Work request | The entries should be given again in full. Alter nothing.
-- Data shown follows --
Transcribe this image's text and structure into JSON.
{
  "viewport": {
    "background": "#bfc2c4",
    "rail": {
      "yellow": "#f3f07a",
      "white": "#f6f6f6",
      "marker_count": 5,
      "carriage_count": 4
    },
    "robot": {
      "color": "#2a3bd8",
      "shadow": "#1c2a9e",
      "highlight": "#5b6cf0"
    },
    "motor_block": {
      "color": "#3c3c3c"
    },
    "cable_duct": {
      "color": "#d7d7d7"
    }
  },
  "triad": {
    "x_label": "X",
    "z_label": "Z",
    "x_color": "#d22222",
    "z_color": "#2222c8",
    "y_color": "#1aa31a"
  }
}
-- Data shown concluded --
Response to the task |
Transcribe this image's text and structure into JSON.
{
  "viewport": {
    "background": "#bfc2c4",
    "rail": {
      "yellow": "#f3f07a",
      "white": "#f6f6f6",
      "marker_count": 5,
      "carriage_count": 4
    },
    "robot": {
      "color": "#2a3bd8",
      "shadow": "#1c2a9e",
      "highlight": "#5b6cf0"
    },
    "motor_block": {
      "color": "#3c3c3c"
    },
    "cable_duct": {
      "color": "#d7d7d7"
    }
  },
  "triad": {
    "x_label": "X",
    "z_label": "Z",
    "x_color": "#d22222",
    "z_color": "#2222c8",
    "y_color": "#1aa31a"
  }
}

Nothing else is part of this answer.